(Page and application data records)
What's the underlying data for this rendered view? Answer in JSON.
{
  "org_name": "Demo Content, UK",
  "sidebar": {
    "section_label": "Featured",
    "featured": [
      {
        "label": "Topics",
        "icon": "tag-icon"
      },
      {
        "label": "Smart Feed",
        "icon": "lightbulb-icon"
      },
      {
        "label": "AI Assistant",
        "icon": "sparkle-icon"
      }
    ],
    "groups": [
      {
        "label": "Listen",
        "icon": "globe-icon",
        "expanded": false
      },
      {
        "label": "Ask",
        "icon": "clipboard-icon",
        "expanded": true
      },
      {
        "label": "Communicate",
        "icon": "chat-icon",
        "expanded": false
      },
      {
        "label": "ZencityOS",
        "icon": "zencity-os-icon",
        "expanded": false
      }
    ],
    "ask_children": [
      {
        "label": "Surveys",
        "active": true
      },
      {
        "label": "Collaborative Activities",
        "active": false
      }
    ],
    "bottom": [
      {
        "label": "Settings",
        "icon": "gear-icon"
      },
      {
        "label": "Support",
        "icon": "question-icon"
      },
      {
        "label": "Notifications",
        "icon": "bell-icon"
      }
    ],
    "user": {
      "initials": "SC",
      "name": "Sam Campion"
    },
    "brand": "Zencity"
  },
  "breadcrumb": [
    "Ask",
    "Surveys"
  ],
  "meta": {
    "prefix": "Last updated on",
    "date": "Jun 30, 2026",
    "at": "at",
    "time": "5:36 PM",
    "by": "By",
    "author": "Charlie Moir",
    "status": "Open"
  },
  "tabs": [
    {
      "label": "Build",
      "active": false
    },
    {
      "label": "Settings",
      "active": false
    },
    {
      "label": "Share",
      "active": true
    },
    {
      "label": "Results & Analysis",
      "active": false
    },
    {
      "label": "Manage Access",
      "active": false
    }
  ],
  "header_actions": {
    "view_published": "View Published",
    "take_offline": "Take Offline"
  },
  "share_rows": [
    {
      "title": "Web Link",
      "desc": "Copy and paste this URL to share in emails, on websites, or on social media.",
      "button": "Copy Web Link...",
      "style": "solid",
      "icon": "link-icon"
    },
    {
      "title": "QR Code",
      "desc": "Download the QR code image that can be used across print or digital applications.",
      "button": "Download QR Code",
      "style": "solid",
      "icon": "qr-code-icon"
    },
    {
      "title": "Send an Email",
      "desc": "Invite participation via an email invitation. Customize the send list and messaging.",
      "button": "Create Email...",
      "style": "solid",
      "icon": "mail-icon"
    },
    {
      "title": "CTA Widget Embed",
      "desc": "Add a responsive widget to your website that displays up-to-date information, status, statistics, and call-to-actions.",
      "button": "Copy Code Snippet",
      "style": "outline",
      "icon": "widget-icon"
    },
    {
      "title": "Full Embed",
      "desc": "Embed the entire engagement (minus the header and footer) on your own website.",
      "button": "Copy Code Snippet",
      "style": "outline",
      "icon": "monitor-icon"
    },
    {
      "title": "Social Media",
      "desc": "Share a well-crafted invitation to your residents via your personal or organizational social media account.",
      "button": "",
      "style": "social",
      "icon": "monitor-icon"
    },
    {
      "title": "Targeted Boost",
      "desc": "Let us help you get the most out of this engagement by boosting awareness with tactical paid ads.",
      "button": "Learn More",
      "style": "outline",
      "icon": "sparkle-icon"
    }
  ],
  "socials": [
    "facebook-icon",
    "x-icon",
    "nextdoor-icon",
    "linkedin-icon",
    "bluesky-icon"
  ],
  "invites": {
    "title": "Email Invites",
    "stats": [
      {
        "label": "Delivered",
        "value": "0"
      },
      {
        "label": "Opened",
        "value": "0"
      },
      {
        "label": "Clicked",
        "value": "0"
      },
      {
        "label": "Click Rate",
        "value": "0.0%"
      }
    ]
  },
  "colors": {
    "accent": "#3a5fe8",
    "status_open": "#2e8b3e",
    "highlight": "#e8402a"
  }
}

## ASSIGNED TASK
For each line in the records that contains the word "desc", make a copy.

## SOLUTION TO THIS PROBLEM
      "desc": "Copy and paste this URL to share in emails, on websites, or on social media.",
      "desc": "Download the QR code image that can be used across print or digital applications.",
      "desc": "Invite participation via an email invitation. Customize the send list and messaging.",
      "desc": "Add a responsive widget to your website that displays up-to-date information, status, statistics, and call-to-actions.",
      "desc": "Embed the entire engagement (minus the header and footer) on your own website.",
      "desc": "Share a well-crafted invitation to your residents via your personal or organizational social media account.",
      "desc": "Let us help you get the most out of this engagement by boosting awareness with tactical paid ads.",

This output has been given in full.